↓
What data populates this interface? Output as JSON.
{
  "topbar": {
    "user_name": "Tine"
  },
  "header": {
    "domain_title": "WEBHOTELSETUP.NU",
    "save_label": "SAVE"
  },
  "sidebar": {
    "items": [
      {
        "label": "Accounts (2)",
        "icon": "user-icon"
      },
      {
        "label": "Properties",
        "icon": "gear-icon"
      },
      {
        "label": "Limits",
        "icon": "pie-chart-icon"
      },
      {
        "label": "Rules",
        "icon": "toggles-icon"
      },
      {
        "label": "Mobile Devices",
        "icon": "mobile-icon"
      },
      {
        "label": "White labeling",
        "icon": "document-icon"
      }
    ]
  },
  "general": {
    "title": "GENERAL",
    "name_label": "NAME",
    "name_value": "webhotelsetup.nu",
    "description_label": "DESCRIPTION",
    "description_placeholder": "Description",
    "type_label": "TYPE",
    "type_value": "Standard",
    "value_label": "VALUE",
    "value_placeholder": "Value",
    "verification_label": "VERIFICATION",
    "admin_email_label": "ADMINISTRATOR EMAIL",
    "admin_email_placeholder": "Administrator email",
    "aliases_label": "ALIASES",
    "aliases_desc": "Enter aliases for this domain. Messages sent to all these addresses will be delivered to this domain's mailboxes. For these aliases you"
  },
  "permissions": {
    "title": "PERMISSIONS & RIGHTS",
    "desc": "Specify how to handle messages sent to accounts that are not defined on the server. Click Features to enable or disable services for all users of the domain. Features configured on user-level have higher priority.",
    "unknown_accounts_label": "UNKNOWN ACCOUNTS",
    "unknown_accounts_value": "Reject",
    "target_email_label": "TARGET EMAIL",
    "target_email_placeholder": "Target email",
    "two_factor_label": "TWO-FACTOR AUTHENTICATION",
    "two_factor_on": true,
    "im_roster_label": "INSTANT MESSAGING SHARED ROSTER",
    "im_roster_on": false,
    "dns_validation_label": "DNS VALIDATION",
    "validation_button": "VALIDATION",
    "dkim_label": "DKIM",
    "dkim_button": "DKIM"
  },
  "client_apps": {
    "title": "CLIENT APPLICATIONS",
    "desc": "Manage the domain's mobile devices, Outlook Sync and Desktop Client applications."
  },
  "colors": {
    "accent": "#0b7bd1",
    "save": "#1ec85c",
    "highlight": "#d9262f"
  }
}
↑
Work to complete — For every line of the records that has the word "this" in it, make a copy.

Reply to the task —
What data populates this interface? Output as JSON.
    "aliases_desc": "Enter aliases for this domain. Messages sent to all these addresses will be delivered to this domain's mailboxes. For these aliases you"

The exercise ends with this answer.